** Opening Exercise materials block **
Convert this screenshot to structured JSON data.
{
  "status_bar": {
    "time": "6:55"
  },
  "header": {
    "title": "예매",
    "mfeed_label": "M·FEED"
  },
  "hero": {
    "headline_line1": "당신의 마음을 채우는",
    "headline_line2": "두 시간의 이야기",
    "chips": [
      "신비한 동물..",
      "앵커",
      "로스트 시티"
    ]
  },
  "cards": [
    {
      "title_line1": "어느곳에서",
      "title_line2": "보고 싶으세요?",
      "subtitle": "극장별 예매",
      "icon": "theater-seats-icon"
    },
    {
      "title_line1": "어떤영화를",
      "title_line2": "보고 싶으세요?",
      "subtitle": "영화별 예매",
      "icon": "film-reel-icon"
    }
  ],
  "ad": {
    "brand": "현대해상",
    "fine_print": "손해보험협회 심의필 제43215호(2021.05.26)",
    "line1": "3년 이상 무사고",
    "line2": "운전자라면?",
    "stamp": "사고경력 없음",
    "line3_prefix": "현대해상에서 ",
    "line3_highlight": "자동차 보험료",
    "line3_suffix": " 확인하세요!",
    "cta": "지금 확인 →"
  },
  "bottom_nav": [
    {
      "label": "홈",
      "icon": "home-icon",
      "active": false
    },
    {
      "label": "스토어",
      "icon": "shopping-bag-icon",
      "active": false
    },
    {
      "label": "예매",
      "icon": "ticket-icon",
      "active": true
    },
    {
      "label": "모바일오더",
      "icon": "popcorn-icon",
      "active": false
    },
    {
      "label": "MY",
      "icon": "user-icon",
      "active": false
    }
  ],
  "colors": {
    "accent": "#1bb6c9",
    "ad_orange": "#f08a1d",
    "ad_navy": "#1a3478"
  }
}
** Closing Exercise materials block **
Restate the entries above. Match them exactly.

• Solution below:
Convert this screenshot to structured JSON data.
{
  "status_bar": {
    "time": "6:55"
  },
  "header": {
    "title": "예매",
    "mfeed_label": "M·FEED"
  },
  "hero": {
    "headline_line1": "당신의 마음을 채우는",
    "headline_line2": "두 시간의 이야기",
    "chips": [
      "신비한 동물..",
      "앵커",
      "로스트 시티"
    ]
  },
  "cards": [
    {
      "title_line1": "어느곳에서",
      "title_line2": "보고 싶으세요?",
      "subtitle": "극장별 예매",
      "icon": "theater-seats-icon"
    },
    {
      "title_line1": "어떤영화를",
      "title_line2": "보고 싶으세요?",
      "subtitle": "영화별 예매",
      "icon": "film-reel-icon"
    }
  ],
  "ad": {
    "brand": "현대해상",
    "fine_print": "손해보험협회 심의필 제43215호(2021.05.26)",
    "line1": "3년 이상 무사고",
    "line2": "운전자라면?",
    "stamp": "사고경력 없음",
    "line3_prefix": "현대해상에서 ",
    "line3_highlight": "자동차 보험료",
    "line3_suffix": " 확인하세요!",
    "cta": "지금 확인 →"
  },
  "bottom_nav": [
    {
      "label": "홈",
      "icon": "home-icon",
      "active": false
    },
    {
      "label": "스토어",
      "icon": "shopping-bag-icon",
      "active": false
    },
    {
      "label": "예매",
      "icon": "ticket-icon",
      "active": true
    },
    {
      "label": "모바일오더",
      "icon": "popcorn-icon",
      "active": false
    },
    {
      "label": "MY",
      "icon": "user-icon",
      "active": false
    }
  ],
  "colors": {
    "accent": "#1bb6c9",
    "ad_orange": "#f08a1d",
    "ad_navy": "#1a3478"
  }
}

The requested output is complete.